ACTION ITEM:
Please return every line in the entries below with the word "phút" in it.

MATERIAL PROVIDED:

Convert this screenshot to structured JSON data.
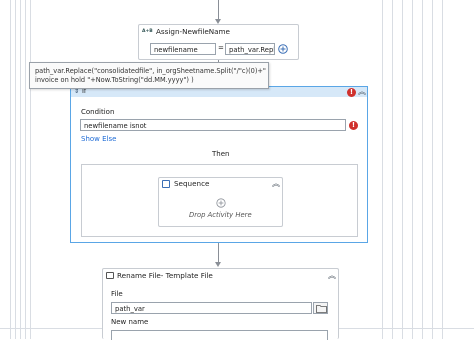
{
  "assign": {
    "icon": "assign-icon",
    "icon_text": "A+B",
    "title": "Assign-NewfileName",
    "to_value": "newfilename",
    "equals": "=",
    "value": "path_var.Repla",
    "add_icon": "plus-circle-icon"
  },
  "tooltip": {
    "line1": "path_var.Replace(\"consolidatedfile\", in_orgSheetname.Split(\"/\"c)(0)+\"",
    "line2": "invoice on hold \"+Now.ToString(\"dd.MM.yyyy\") )"
  },
  "if_activity": {
    "title": "If",
    "condition_label": "Condition",
    "condition_value": "newfilename isnot",
    "show_else": "Show Else",
    "then_label": "Then",
    "error_mark": "!"
  },
  "sequence": {
    "title": "Sequence",
    "drop_text": "Drop Activity Here"
  },
  "rename_file": {
    "title": "Rename File- Template File",
    "file_label": "File",
    "file_value": "path_var",
    "new_name_label": "New name"
  },
  "colors": {
    "selected_border": "#5aa6e6",
    "selected_header": "#d6e8f8",
    "error": "#d0312d",
    "link": "#1e6bd6"
  }
}
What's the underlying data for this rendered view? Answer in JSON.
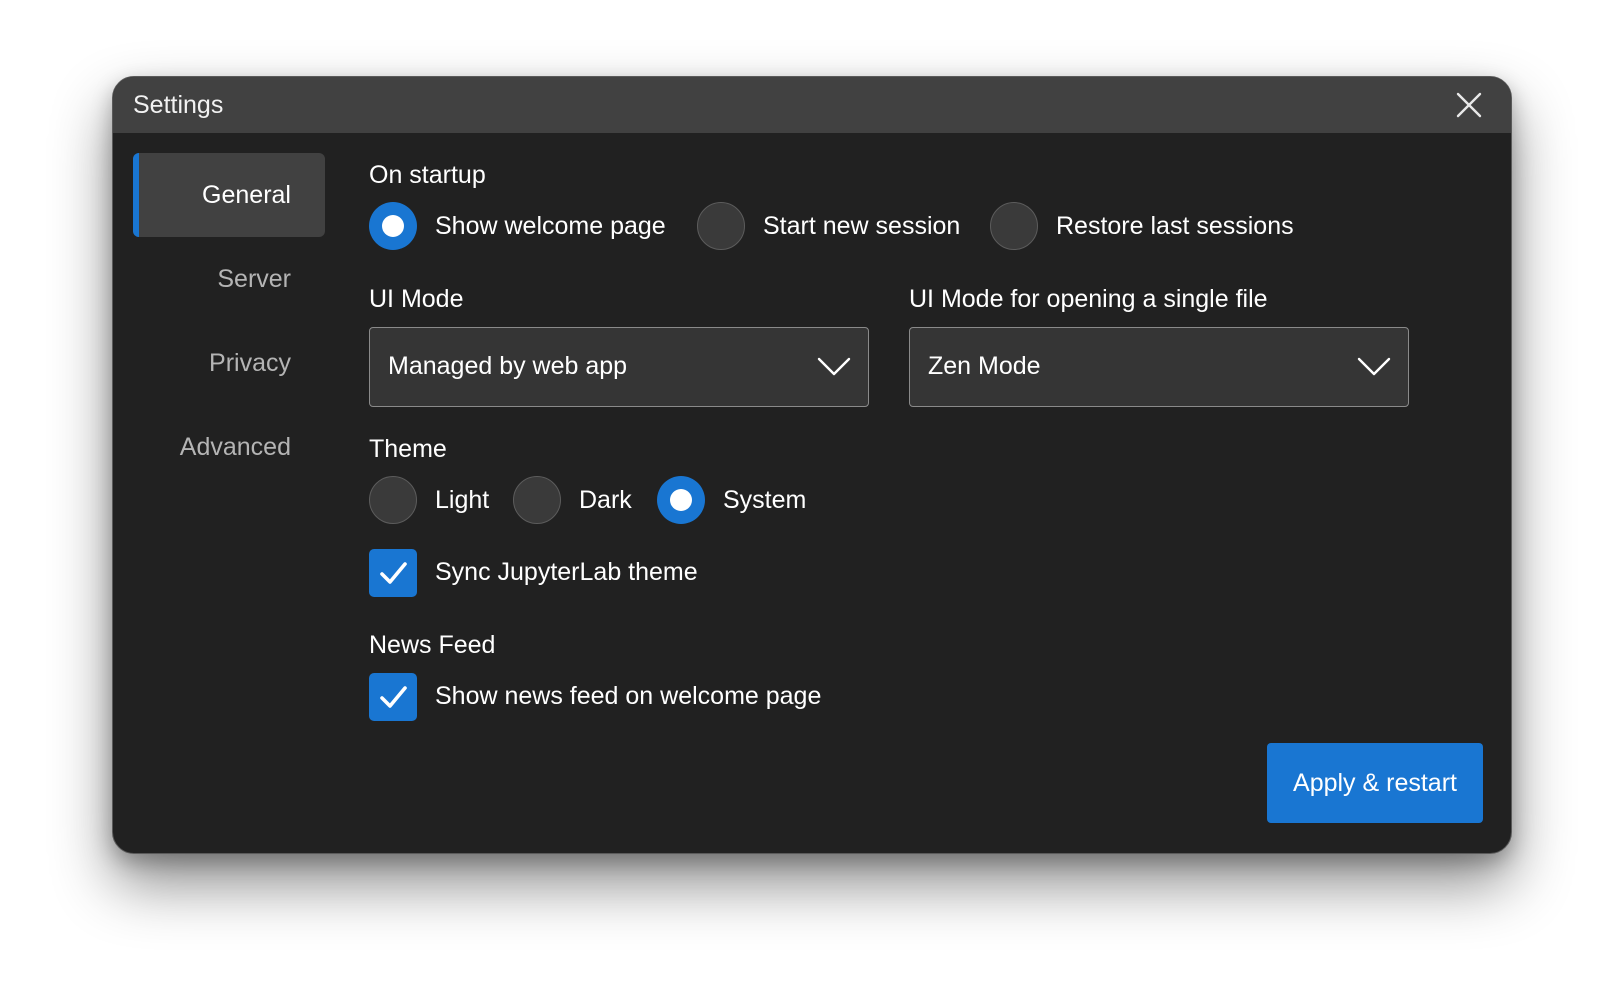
{
  "window": {
    "title": "Settings"
  },
  "icons": {
    "close": "close-icon",
    "chevron": "chevron-down-icon",
    "check": "checkmark-icon"
  },
  "colors": {
    "accent": "#1976d2",
    "background": "#212121",
    "titlebar": "#414141"
  },
  "sidebar": {
    "items": [
      {
        "label": "General",
        "active": true
      },
      {
        "label": "Server",
        "active": false
      },
      {
        "label": "Privacy",
        "active": false
      },
      {
        "label": "Advanced",
        "active": false
      }
    ]
  },
  "startup": {
    "label": "On startup",
    "options": [
      {
        "label": "Show welcome page",
        "checked": true
      },
      {
        "label": "Start new session",
        "checked": false
      },
      {
        "label": "Restore last sessions",
        "checked": false
      }
    ]
  },
  "ui_mode": {
    "label": "UI Mode",
    "value": "Managed by web app"
  },
  "ui_mode_single": {
    "label": "UI Mode for opening a single file",
    "value": "Zen Mode"
  },
  "theme": {
    "label": "Theme",
    "options": [
      {
        "label": "Light",
        "checked": false
      },
      {
        "label": "Dark",
        "checked": false
      },
      {
        "label": "System",
        "checked": true
      }
    ],
    "sync_label": "Sync JupyterLab theme",
    "sync_checked": true
  },
  "news": {
    "label": "News Feed",
    "show_label": "Show news feed on welcome page",
    "show_checked": true
  },
  "actions": {
    "apply_label": "Apply & restart"
  }
}
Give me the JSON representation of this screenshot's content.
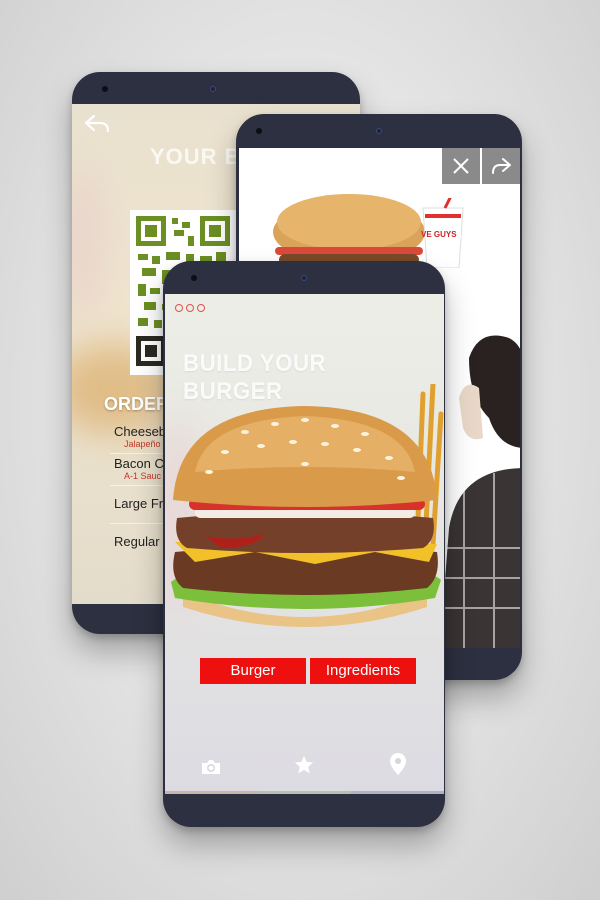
{
  "back_screen": {
    "title": "YOUR B",
    "order_title": "ORDER",
    "items": [
      {
        "name": "Cheeseb",
        "sub": "Jalapeño"
      },
      {
        "name": "Bacon C",
        "sub": "A-1 Sauc"
      },
      {
        "name": "Large Fr",
        "sub": ""
      },
      {
        "name": "Regular",
        "sub": ""
      }
    ],
    "back_icon": "reply-arrow-icon"
  },
  "middle_screen": {
    "close_icon": "close-icon",
    "share_icon": "share-arrow-icon",
    "cup_brand": "VE GUYS"
  },
  "front_screen": {
    "title": "BUILD YOUR BURGER",
    "tabs": [
      {
        "label": "Burger"
      },
      {
        "label": "Ingredients"
      }
    ],
    "bottom_nav": [
      {
        "icon": "camera-icon"
      },
      {
        "icon": "star-icon"
      },
      {
        "icon": "location-pin-icon"
      }
    ]
  },
  "colors": {
    "accent_red": "#ee0f0f",
    "phone_body": "#2c3040",
    "qr_green": "#6b8f22"
  }
}
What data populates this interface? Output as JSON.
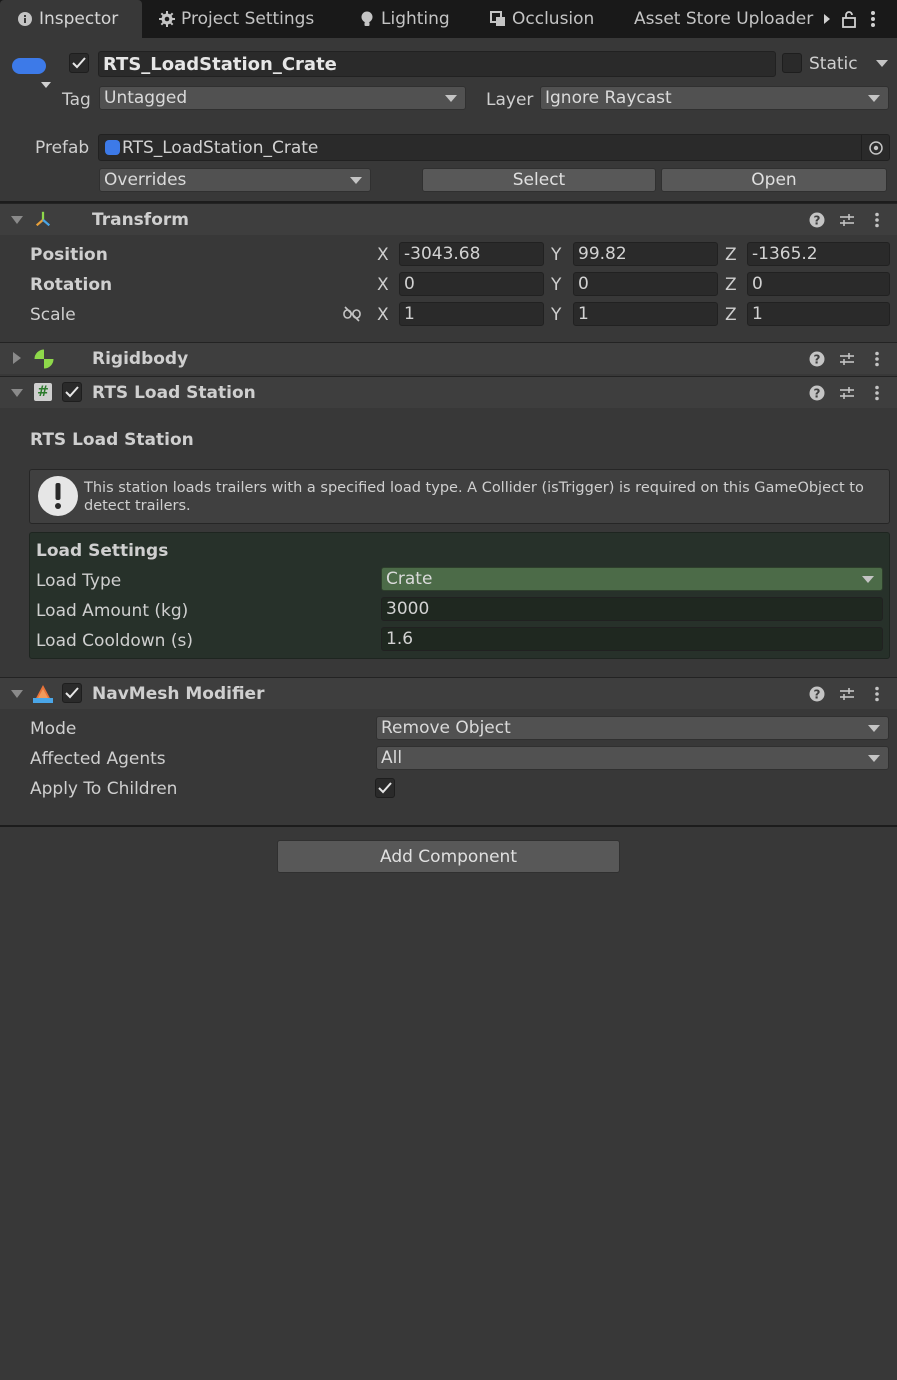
{
  "tabs": [
    {
      "label": "Inspector",
      "icon": "info-icon",
      "active": true
    },
    {
      "label": "Project Settings",
      "icon": "gear-icon",
      "active": false
    },
    {
      "label": "Lighting",
      "icon": "lightbulb-icon",
      "active": false
    },
    {
      "label": "Occlusion",
      "icon": "occlusion-icon",
      "active": false
    },
    {
      "label": "Asset Store Uploader",
      "icon": "",
      "active": false
    }
  ],
  "header": {
    "object_name": "RTS_LoadStation_Crate",
    "active": true,
    "static_label": "Static",
    "static_checked": false,
    "tag_label": "Tag",
    "tag_value": "Untagged",
    "layer_label": "Layer",
    "layer_value": "Ignore Raycast",
    "prefab_label": "Prefab",
    "prefab_value": "RTS_LoadStation_Crate",
    "overrides_label": "Overrides",
    "select_label": "Select",
    "open_label": "Open"
  },
  "transform": {
    "title": "Transform",
    "position_label": "Position",
    "rotation_label": "Rotation",
    "scale_label": "Scale",
    "x_label": "X",
    "y_label": "Y",
    "z_label": "Z",
    "position": {
      "x": "-3043.68",
      "y": "99.82",
      "z": "-1365.2"
    },
    "rotation": {
      "x": "0",
      "y": "0",
      "z": "0"
    },
    "scale": {
      "x": "1",
      "y": "1",
      "z": "1"
    }
  },
  "rigidbody": {
    "title": "Rigidbody"
  },
  "rts_load_station": {
    "title": "RTS Load Station",
    "enabled": true,
    "inner_title": "RTS Load Station",
    "help_text_line1": "This station loads trailers with a specified load type. A Collider (isTrigger) is required on this GameObject to",
    "help_text_line2": "detect trailers.",
    "settings_title": "Load Settings",
    "load_type_label": "Load Type",
    "load_type_value": "Crate",
    "load_amount_label": "Load Amount (kg)",
    "load_amount_value": "3000",
    "load_cooldown_label": "Load Cooldown (s)",
    "load_cooldown_value": "1.6"
  },
  "navmesh_modifier": {
    "title": "NavMesh Modifier",
    "enabled": true,
    "mode_label": "Mode",
    "mode_value": "Remove Object",
    "agents_label": "Affected Agents",
    "agents_value": "All",
    "children_label": "Apply To Children",
    "children_checked": true
  },
  "add_component_label": "Add Component",
  "colors": {
    "background": "#383838",
    "tabbar": "#191919",
    "prefab_blue": "#3d7ae8",
    "settings_bg": "#27312a",
    "load_type_green": "#4c6b48"
  }
}
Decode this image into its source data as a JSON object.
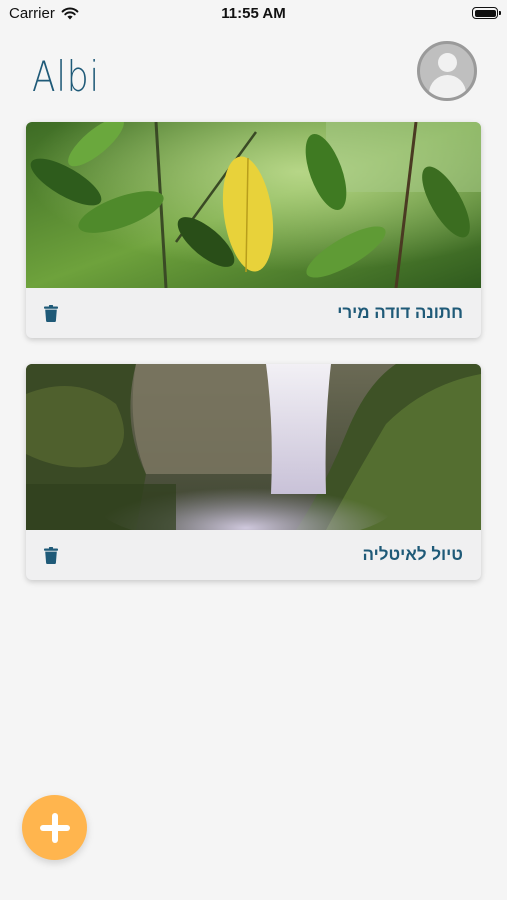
{
  "status_bar": {
    "carrier": "Carrier",
    "time": "11:55 AM"
  },
  "header": {
    "app_title": "Albi"
  },
  "albums": [
    {
      "title": "חתונה דודה מירי",
      "icon": "trash-icon"
    },
    {
      "title": "טיול לאיטליה",
      "icon": "trash-icon"
    }
  ],
  "colors": {
    "accent": "#1f5a78",
    "add_button": "#ffb54e",
    "background": "#f5f5f5"
  },
  "fab": {
    "icon": "plus-icon"
  }
}
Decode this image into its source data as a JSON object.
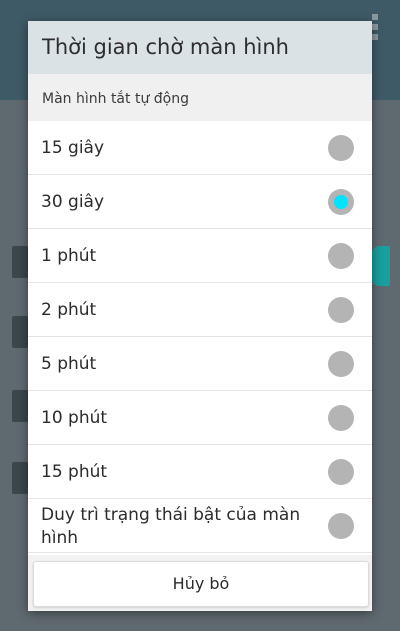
{
  "dialog": {
    "title": "Thời gian chờ màn hình",
    "subhead": "Màn hình tắt tự động",
    "options": [
      {
        "label": "15 giây",
        "selected": false
      },
      {
        "label": "30 giây",
        "selected": true
      },
      {
        "label": "1 phút",
        "selected": false
      },
      {
        "label": "2 phút",
        "selected": false
      },
      {
        "label": "5 phút",
        "selected": false
      },
      {
        "label": "10 phút",
        "selected": false
      },
      {
        "label": "15 phút",
        "selected": false
      },
      {
        "label": "Duy trì trạng thái bật của màn hình",
        "selected": false
      }
    ],
    "cancel_label": "Hủy bỏ"
  },
  "colors": {
    "title_bg": "#dbe2e6",
    "radio_selected": "#00e5ff",
    "radio_unselected": "#b4b4b4"
  }
}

OUTPUT BELOW:
        "label": "1 phút",
        "label": "2 phút",
        "label": "5 phút",
        "label": "10 phút",
        "label": "15 phút",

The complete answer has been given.